- EXERCISE DESCRIPTION
The data must be returned in full and exactly as given.

──────── GIVEN ENTRIES

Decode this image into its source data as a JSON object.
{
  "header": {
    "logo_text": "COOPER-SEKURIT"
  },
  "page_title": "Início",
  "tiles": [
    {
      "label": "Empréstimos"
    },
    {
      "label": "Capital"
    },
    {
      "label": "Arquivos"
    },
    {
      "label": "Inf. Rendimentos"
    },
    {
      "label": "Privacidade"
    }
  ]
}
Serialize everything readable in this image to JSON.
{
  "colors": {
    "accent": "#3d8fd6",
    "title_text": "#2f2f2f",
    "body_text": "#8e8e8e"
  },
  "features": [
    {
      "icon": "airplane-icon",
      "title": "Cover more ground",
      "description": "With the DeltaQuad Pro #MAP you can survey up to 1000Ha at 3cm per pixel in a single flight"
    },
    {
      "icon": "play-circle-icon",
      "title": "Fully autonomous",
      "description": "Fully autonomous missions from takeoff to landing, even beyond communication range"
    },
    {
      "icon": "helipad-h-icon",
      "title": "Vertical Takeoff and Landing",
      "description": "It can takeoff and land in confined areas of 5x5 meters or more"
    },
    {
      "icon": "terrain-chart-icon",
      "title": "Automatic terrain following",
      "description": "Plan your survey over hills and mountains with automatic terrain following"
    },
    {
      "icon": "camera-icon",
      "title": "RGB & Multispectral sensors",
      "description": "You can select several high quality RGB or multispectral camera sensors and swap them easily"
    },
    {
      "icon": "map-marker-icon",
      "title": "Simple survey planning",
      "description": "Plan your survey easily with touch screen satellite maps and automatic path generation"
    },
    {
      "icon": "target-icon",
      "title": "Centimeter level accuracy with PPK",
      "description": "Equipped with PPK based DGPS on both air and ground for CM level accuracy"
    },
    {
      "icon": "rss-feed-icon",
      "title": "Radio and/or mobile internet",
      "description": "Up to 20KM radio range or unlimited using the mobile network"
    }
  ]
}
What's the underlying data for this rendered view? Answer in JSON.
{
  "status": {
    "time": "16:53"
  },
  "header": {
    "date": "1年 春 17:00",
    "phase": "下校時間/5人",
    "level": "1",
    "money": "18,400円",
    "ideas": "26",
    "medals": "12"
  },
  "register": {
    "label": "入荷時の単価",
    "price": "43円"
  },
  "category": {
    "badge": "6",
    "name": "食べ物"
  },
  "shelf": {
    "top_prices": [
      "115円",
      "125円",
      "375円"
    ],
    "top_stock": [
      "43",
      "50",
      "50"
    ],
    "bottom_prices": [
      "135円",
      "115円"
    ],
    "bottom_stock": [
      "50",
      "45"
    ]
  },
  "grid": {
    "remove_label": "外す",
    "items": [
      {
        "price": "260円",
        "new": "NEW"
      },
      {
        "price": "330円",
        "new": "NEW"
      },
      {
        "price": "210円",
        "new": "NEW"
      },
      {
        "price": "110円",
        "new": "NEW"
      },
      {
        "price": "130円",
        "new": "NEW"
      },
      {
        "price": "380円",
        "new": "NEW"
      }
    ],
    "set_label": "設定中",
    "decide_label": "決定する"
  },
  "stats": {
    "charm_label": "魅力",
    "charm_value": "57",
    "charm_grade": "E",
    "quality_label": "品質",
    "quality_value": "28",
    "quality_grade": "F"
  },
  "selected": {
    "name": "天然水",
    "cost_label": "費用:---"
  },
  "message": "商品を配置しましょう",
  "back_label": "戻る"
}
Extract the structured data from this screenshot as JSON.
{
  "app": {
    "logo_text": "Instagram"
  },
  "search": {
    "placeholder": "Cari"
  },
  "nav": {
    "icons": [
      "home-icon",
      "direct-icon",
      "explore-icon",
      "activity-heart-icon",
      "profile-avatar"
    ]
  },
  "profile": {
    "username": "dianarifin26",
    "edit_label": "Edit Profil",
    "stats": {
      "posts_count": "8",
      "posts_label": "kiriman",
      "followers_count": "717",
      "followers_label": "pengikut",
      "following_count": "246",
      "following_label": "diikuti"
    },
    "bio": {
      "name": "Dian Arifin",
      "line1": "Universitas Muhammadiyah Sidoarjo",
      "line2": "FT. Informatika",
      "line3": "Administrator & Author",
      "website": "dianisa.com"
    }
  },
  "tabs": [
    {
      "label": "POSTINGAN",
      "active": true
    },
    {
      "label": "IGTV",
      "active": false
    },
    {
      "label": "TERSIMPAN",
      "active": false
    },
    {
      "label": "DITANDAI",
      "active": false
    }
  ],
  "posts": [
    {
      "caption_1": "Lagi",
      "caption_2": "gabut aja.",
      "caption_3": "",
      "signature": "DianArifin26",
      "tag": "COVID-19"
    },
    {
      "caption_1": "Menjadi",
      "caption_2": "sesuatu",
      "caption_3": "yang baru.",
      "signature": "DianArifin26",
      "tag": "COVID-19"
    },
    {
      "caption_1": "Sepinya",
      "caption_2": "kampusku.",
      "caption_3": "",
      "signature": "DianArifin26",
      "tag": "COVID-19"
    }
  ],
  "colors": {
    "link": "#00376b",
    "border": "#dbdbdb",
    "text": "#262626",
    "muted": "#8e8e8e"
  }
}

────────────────

- PROBLEM SOLUTION
Decode this image into its source data as a JSON object.
{
  "header": {
    "logo_text": "COOPER-SEKURIT"
  },
  "page_title": "Início",
  "tiles": [
    {
      "label": "Empréstimos"
    },
    {
      "label": "Capital"
    },
    {
      "label": "Arquivos"
    },
    {
      "label": "Inf. Rendimentos"
    },
    {
      "label": "Privacidade"
    }
  ]
}
Serialize everything readable in this image to JSON.
{
  "colors": {
    "accent": "#3d8fd6",
    "title_text": "#2f2f2f",
    "body_text": "#8e8e8e"
  },
  "features": [
    {
      "icon": "airplane-icon",
      "title": "Cover more ground",
      "description": "With the DeltaQuad Pro #MAP you can survey up to 1000Ha at 3cm per pixel in a single flight"
    },
    {
      "icon": "play-circle-icon",
      "title": "Fully autonomous",
      "description": "Fully autonomous missions from takeoff to landing, even beyond communication range"
    },
    {
      "icon": "helipad-h-icon",
      "title": "Vertical Takeoff and Landing",
      "description": "It can takeoff and land in confined areas of 5x5 meters or more"
    },
    {
      "icon": "terrain-chart-icon",
      "title": "Automatic terrain following",
      "description": "Plan your survey over hills and mountains with automatic terrain following"
    },
    {
      "icon": "camera-icon",
      "title": "RGB & Multispectral sensors",
      "description": "You can select several high quality RGB or multispectral camera sensors and swap them easily"
    },
    {
      "icon": "map-marker-icon",
      "title": "Simple survey planning",
      "description": "Plan your survey easily with touch screen satellite maps and automatic path generation"
    },
    {
      "icon": "target-icon",
      "title": "Centimeter level accuracy with PPK",
      "description": "Equipped with PPK based DGPS on both air and ground for CM level accuracy"
    },
    {
      "icon": "rss-feed-icon",
      "title": "Radio and/or mobile internet",
      "description": "Up to 20KM radio range or unlimited using the mobile network"
    }
  ]
}
What's the underlying data for this rendered view? Answer in JSON.
{
  "status": {
    "time": "16:53"
  },
  "header": {
    "date": "1年 春 17:00",
    "phase": "下校時間/5人",
    "level": "1",
    "money": "18,400円",
    "ideas": "26",
    "medals": "12"
  },
  "register": {
    "label": "入荷時の単価",
    "price": "43円"
  },
  "category": {
    "badge": "6",
    "name": "食べ物"
  },
  "shelf": {
    "top_prices": [
      "115円",
      "125円",
      "375円"
    ],
    "top_stock": [
      "43",
      "50",
      "50"
    ],
    "bottom_prices": [
      "135円",
      "115円"
    ],
    "bottom_stock": [
      "50",
      "45"
    ]
  },
  "grid": {
    "remove_label": "外す",
    "items": [
      {
        "price": "260円",
        "new": "NEW"
      },
      {
        "price": "330円",
        "new": "NEW"
      },
      {
        "price": "210円",
        "new": "NEW"
      },
      {
        "price": "110円",
        "new": "NEW"
      },
      {
        "price": "130円",
        "new": "NEW"
      },
      {
        "price": "380円",
        "new": "NEW"
      }
    ],
    "set_label": "設定中",
    "decide_label": "決定する"
  },
  "stats": {
    "charm_label": "魅力",
    "charm_value": "57",
    "charm_grade": "E",
    "quality_label": "品質",
    "quality_value": "28",
    "quality_grade": "F"
  },
  "selected": {
    "name": "天然水",
    "cost_label": "費用:---"
  },
  "message": "商品を配置しましょう",
  "back_label": "戻る"
}
Extract the structured data from this screenshot as JSON.
{
  "app": {
    "logo_text": "Instagram"
  },
  "search": {
    "placeholder": "Cari"
  },
  "nav": {
    "icons": [
      "home-icon",
      "direct-icon",
      "explore-icon",
      "activity-heart-icon",
      "profile-avatar"
    ]
  },
  "profile": {
    "username": "dianarifin26",
    "edit_label": "Edit Profil",
    "stats": {
      "posts_count": "8",
      "posts_label": "kiriman",
      "followers_count": "717",
      "followers_label": "pengikut",
      "following_count": "246",
      "following_label": "diikuti"
    },
    "bio": {
      "name": "Dian Arifin",
      "line1": "Universitas Muhammadiyah Sidoarjo",
      "line2": "FT. Informatika",
      "line3": "Administrator & Author",
      "website": "dianisa.com"
    }
  },
  "tabs": [
    {
      "label": "POSTINGAN",
      "active": true
    },
    {
      "label": "IGTV",
      "active": false
    },
    {
      "label": "TERSIMPAN",
      "active": false
    },
    {
      "label": "DITANDAI",
      "active": false
    }
  ],
  "posts": [
    {
      "caption_1": "Lagi",
      "caption_2": "gabut aja.",
      "caption_3": "",
      "signature": "DianArifin26",
      "tag": "COVID-19"
    },
    {
      "caption_1": "Menjadi",
      "caption_2": "sesuatu",
      "caption_3": "yang baru.",
      "signature": "DianArifin26",
      "tag": "COVID-19"
    },
    {
      "caption_1": "Sepinya",
      "caption_2": "kampusku.",
      "caption_3": "",
      "signature": "DianArifin26",
      "tag": "COVID-19"
    }
  ],
  "colors": {
    "link": "#00376b",
    "border": "#dbdbdb",
    "text": "#262626",
    "muted": "#8e8e8e"
  }
}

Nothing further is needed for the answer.